Connect with Sober Courage on Facebook, Twitter, and Instagram.

*Problem drinking that becomes severe is given the medical diagnosis of “alcohol use disorder” or AUD. AUD is a chronic relapsing brain disease characterized by compulsive alcohol use, loss of control over alcohol intake, and a negative emotional state when not using (Ref: NIAAA).


  1. I’m so sorry to hear what your going through, I went through a divorce when I was quite young, we didn’t have children but it was an emotionally abusive relationship. The fear of failure and my self esteem triggered my alcoholism. Fast forward 20 years and I’ve just realised I am an alcoholic and I need treatment, I’m 1 month sober and I’m going through AA. We alcoholics need to stick together, life can be so hard.

    Liked by 1 person

  2. As I approach sobriety I’m aware of this whole relapse thing and I’m convinced we need to find a new way of looking at recovery. Relapse has such connotations of failure and going backwards that I don’t think it helps at all. You have done brilliantly for 10 years. You’re still doing brilliantly. You just had to find a way through a shitty time.


  3. Solve the problem, find out the way. If can’t do it alone, share your problem with your close persons, many forums are there to give a solution of your problem.
    Avoid alcohol, any kind of drugs. Learn some stress management process. Not taking control of the situation and doing nothing will only make your problems worse.
    Exercise won’t make your stress disappear, but it will reduce some of the emotional intensity that you’re feeling, clearing your thoughts and letting you deal with your problems more calmly. Do some yoga to heal from your mental stress. There is no particular stress buster. Finding the way of your problem including keep you safe and healthy, is the ultimate way. Intensive Therapy for Patients with Severe Illnesses and Issues. addictionrehabcenters(.)com

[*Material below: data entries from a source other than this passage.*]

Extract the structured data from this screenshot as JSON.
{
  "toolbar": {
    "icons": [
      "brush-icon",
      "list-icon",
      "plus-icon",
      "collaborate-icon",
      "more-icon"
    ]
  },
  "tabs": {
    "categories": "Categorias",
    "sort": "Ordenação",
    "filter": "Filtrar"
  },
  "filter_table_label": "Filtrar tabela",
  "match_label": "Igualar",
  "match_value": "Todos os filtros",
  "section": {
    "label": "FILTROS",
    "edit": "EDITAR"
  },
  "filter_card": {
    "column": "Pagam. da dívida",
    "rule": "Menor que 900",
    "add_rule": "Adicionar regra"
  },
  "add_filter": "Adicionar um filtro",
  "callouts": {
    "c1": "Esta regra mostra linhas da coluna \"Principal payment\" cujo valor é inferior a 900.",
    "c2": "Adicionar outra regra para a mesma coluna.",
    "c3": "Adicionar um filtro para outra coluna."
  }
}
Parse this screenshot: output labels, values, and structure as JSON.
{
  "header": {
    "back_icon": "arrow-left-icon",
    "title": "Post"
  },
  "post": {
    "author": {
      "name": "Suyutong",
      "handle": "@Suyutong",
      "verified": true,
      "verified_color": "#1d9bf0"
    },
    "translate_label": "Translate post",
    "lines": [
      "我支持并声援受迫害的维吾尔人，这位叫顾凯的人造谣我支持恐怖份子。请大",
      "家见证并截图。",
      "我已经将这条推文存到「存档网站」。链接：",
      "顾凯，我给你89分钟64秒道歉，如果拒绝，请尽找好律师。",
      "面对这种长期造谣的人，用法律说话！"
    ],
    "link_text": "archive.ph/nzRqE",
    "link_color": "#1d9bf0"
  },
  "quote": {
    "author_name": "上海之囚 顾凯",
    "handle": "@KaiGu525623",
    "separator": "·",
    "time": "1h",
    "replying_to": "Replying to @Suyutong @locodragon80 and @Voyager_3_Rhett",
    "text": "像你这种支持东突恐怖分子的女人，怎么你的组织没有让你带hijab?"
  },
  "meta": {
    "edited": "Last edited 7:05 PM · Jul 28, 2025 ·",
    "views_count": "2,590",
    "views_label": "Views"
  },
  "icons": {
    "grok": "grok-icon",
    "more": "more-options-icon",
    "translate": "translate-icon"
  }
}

  4. I don’t like to experience relapse, and I identify with your story. I too struggled with staying sober and clean. ( relapse after relapse!) Only after the gift of desperation and admitting I didn’t have the answer, I was able to recover one day at a time. The suggestions given to me is a simple set of rules to follow. Don’t pick it up and I won’t get drunk, make meetings, sit up front, pick up the phone, not the drink/drug.


  5. Great Article! I have been fighting addiction for a very long time. Then I found This sober Living House
    Now I owe my sobriety to Sunset Shores. They have truly created a welcoming sober living space where I was able to grow and thrive. I cannot thank them enough.


  6. I congratulate you for your endurance and desire to get clean and sober! Growth and comfort doesn’t co-exist! Your story will inspire another, possibly many. Much success and blessings to you and peace at all costs…


Share your recovery with us!

Fill in your details below or click an icon to log in: Logo

You are commenting using your account. Log Out /  Change )

Google photo

You are commenting using your Google account. Log Out /  Change )

Twitter picture

You are commenting using your Twitter account. Log Out /  Change )

Facebook photo

You are commenting using your Facebook account. Log Out /  Change )

Connecting to %s